View Lessons by Subject > Science > Relevance
(Environmental): I co-teach a semester-long environmental science and policy course for 11th and 12th grade students. In this course, we have had one to two major assignments each semester that ask students to carefully examine a specific way in which they or their school impacts the environment (such as water use, transportation, electricity use, etc.), quantify their impact, and come up with a specific proposal to improve [the situation]…These projects have been excellent learning experiences for the students. They get to choose a topic that is interesting to them and study it deeply enough to understand the many environmental impacts of the activity (such as the impacts of driving cars, maintaining athletic fields, installing solar panels at the school). They gain an awareness of the many ways in which their lifestyles impact the environment. Most students have never been asked to think about environmental impact in this way, and they are often surprised to learn about their individual roles, and how easy it is to make important changes. They get excited about what they learn, share it with their friends and family, and also feel pride and accomplishment when their work results in a change at the school.
(Physics): An example of one school assignment that particularly motivated me was a lab we completed in Physics. During this lab we recorded data about a car rolling down and off a simple plastic ramp. We discussed various properties including velocity, acceleration, and inertia. The challenge: calculate the precise landing location of the car, place a metal can on it, and watch and see if your car lands in it. So why did I enjoy this one, average lab so much? It combined a subject that I really enjoy with a challenge, and allowed me to apply what I have been learning in the classroom to a real-life situation. It allowed me to look forward to more of these challenges in the future as well as to get excited about plenty of real-world situations that I will encounter after I graduate from high school.

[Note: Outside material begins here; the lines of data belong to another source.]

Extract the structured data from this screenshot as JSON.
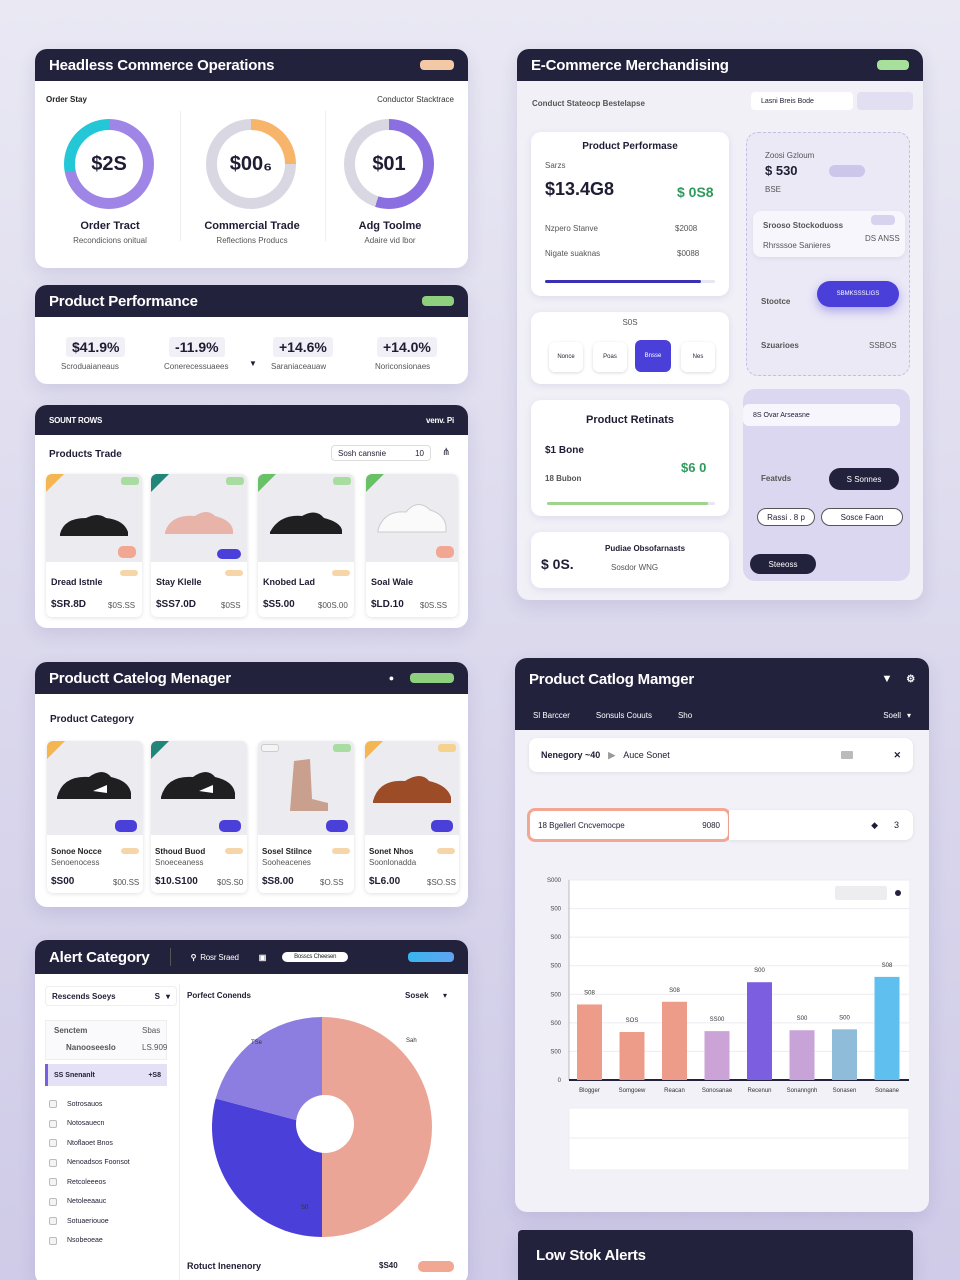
{
  "ops": {
    "title": "Headless Commerce Operations",
    "left_label": "Order Stay",
    "right_label": "Conductor Stacktrace",
    "donuts": [
      {
        "value": "$2S",
        "label": "Order Tract",
        "sub": "Recondicions onitual",
        "pct": 0.72,
        "accent": "#9f86e6",
        "accent2": "#24c7d6"
      },
      {
        "value": "$00₆",
        "label": "Commercial Trade",
        "sub": "Reflections Producs",
        "pct": 0.25,
        "accent": "#f6b56b",
        "accent2": "#d9d8e2"
      },
      {
        "value": "$01",
        "label": "Adg Toolme",
        "sub": "Adaire vid lbor",
        "pct": 0.55,
        "accent": "#8b6ee0",
        "accent2": "#d9d8e2"
      }
    ]
  },
  "perf": {
    "title": "Product Performance",
    "kpis": [
      {
        "value": "$41.9%",
        "sub": "Scroduaianeaus"
      },
      {
        "value": "-11.9%",
        "sub": "Conerecessuaees"
      },
      {
        "value": "+14.6%",
        "sub": "Saraniaceauaw"
      },
      {
        "value": "+14.0%",
        "sub": "Noriconsionaes"
      }
    ]
  },
  "trends": {
    "header": "SOUNT ROWS",
    "header_right": "venv. Pi",
    "title": "Products Trade",
    "search": "Sosh cansnie",
    "search_num": "10",
    "items": [
      {
        "name": "Dread Istnle",
        "price": "$SR.8D",
        "old": "$0S.SS",
        "corner": "#f3b652",
        "img": "#1f1f22"
      },
      {
        "name": "Stay Klelle",
        "price": "$SS7.0D",
        "old": "$0SS",
        "corner": "#21857a",
        "img": "#e8b3a9"
      },
      {
        "name": "Knobed Lad",
        "price": "$S5.00",
        "old": "$00S.00",
        "corner": "#69c167",
        "img": "#1f1f22"
      },
      {
        "name": "Soal Wale",
        "price": "$LD.10",
        "old": "$0S.SS",
        "corner": "#69c167",
        "img": "#f1f1f3"
      }
    ]
  },
  "merch": {
    "title": "E-Commerce Merchandising",
    "subtitle": "Conduct Stateocp Bestelapse",
    "search": "Lasni Breis Bode",
    "pp": {
      "title": "Product Performase",
      "k1": "$13.4G8",
      "k2": "$ 0S8",
      "lbl": "Sarzs",
      "r1": "Nzpero Stanve",
      "r1v": "$2008",
      "r2": "Nigate suaknas",
      "r2v": "$0088"
    },
    "pager": {
      "label": "S0S",
      "pages": [
        "Nonce",
        "Poas",
        "Bnsse",
        "Nes"
      ]
    },
    "pr": {
      "title": "Product Retinats",
      "k1": "$1 Bone",
      "k2": "$6 0",
      "r1": "18 Bubon"
    },
    "po": {
      "title": "Pudiae Obsofarnasts",
      "k1": "$ 0S.",
      "r1": "Sosdor WNG"
    },
    "right": {
      "section1": "Zoosi Gzloum",
      "value1": "$ 530",
      "small1": "BSE",
      "card": "Srooso Stockoduoss",
      "card_sub": "Rhrsssoe Sanieres",
      "card_sub2": "DS ANSS",
      "label2": "Stootce",
      "btn2": "SBMKSSSLIGS",
      "label3": "Szuarioes",
      "val3": "SSBOS",
      "filter": "8S Ovar Arseasne",
      "label4": "Featvds",
      "btn4": "S Sonnes",
      "chip1": "Rassi . 8 p",
      "chip2": "Sosce  Faon",
      "btn5": "Steeoss"
    }
  },
  "catalog": {
    "title": "Productt Catelog Menager",
    "subtitle": "Product Category",
    "items": [
      {
        "name": "Sonoe Nocce",
        "sub": "Senoenocess",
        "price": "$S00",
        "old": "$00.SS",
        "corner": "#f3b652",
        "img": "#1f1f22"
      },
      {
        "name": "Sthoud Buod",
        "sub": "Snoeceaness",
        "price": "$10.S100",
        "old": "$0S.S0",
        "corner": "#21857a",
        "img": "#1f1f22"
      },
      {
        "name": "Sosel Stilnce",
        "sub": "Sooheacenes",
        "price": "$S8.00",
        "old": "$O.SS",
        "corner": "#ffffff",
        "img": "#c9a08e"
      },
      {
        "name": "Sonet Nhos",
        "sub": "Soonlonadda",
        "price": "$L6.00",
        "old": "$SO.SS",
        "corner": "#f3b652",
        "img": "#9c4c26"
      }
    ]
  },
  "catmgr": {
    "title": "Product Catlog Mamger",
    "tabs": [
      "Sl Barccer",
      "Sonsuls Couuts",
      "Sho"
    ],
    "tab_right": "Soell",
    "search": "Nenegory ~40",
    "search2": "Auce Sonet",
    "filter": "18  Bgellerl Cncvemocpe",
    "filter_num": "9080",
    "filter_right": "3"
  },
  "chart_data": {
    "type": "bar",
    "title": "",
    "xlabel": "",
    "ylabel": "",
    "ylim": [
      0,
      450
    ],
    "y_ticks": [
      "0",
      "S00",
      "S00",
      "S00",
      "S00",
      "S00",
      "S00",
      "S000"
    ],
    "categories": [
      "Blogger",
      "Somgoew",
      "Reacan",
      "Sonosanae",
      "Recenun",
      "Sonanngnh",
      "Sonasen",
      "Sonaane"
    ],
    "values": [
      170,
      108,
      176,
      110,
      220,
      112,
      114,
      232
    ],
    "value_labels": [
      "S08",
      "SOS",
      "S08",
      "SS00",
      "S00",
      "S00",
      "S00",
      "S08"
    ],
    "colors": [
      "#ee9c8a",
      "#ee9c8a",
      "#ee9c8a",
      "#cba3d6",
      "#7b5fe0",
      "#c7a3d8",
      "#8fbcd8",
      "#5fc0ef"
    ],
    "grid": true,
    "legend": "none"
  },
  "alert": {
    "title": "Alert Category",
    "search": "Rosr Sraed",
    "toggle": "Bosscs Cheesen",
    "list_title": "Rescends Soeys",
    "list_num": "S",
    "rows": [
      {
        "l": "Senctem",
        "r": "Sbas"
      },
      {
        "l": "Nanooseeslo",
        "r": "LS.909"
      }
    ],
    "active": "SS  Snenanlt",
    "active_r": "+S8",
    "items": [
      "Sotrosauos",
      "Notosauecn",
      "Ntoflaoet Bnos",
      "Nenoadsos Foonsot",
      "Retcoleeeos",
      "Netoleeaauc",
      "Sotuaeriouoe",
      "Nsobeoeae"
    ],
    "pie_title": "Porfect Conends",
    "pie_right": "Sosek",
    "pie_labels": [
      "Sah",
      "S0",
      "TSe"
    ],
    "footer": "Rotuct  Inenenory",
    "footer_val": "$S40"
  },
  "lowstock": {
    "title": "Low Stok Alerts"
  }
}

(Biology): I find that projects/labs/activities that allow the students to integrate personal experience or knowledge into the project makes for a memorable and useful experience. In my 9th-grade biology classes I have the students create family pedigrees in which they choose a particular trait and follow that trait through the generations. The girls do research on their family and I encourage them to include pictures of family members in their pedigree. Girls like this project because it has a personal aspect and gives them a fair amount of freedom to be creative. They have to meet certain criteria, but have latitude in meeting those criteria. The girls also learn about genetics and how traits are passed down from one generation to the next.
(Chemistry): I am teaching AP chemistry for the first time this year. Instead of just focusing on the course material every day, I wanted to take the time for our girls to explore a research project. My goal was for them to conduct an experiment as a class, of their choosing, and then be assessed on their knowledge by a presentation…So, the students decided to create sunscreen. They each are making a batch, modifying the main chemical quantities, and then going to compare their sample with actual marketed sunscreens. They will evaluate their sunscreen production by looking at the absorption of the UV rays and seeing it in action by UV absorbing beads. Why I think this practice is effective is because I am asking the students to direct their own learning. They picked the topic and are taking it upon themselves to do the work. They are excited about the presentation side of it and have really had an authentic experience as a scientist. I also hear from them that they have talked about it at home. While some of the processes of data collection might be tedious, I think that the fact that they are coming in after school to work on this also illustrates to me that they want to do the project. What I have seen now is showing me that when I do a project like this, students love the hands-on approach, but also as AP kids, get to fully challenge themselves in a whole new way. They might understand the material, but when practicing it in real life, can see how much easier/harder it is to do it. In essence, they discover that while they can do the mathematical problems, they are not guaranteed to succeed in a laboratory/hand-on approach. nteresting to learn about my family and the past. I now know things I hadn’t known about my great-grandpa, grandpa, and grandma. I was in sixth grade when I did this project and I loved it, and I think future students would too.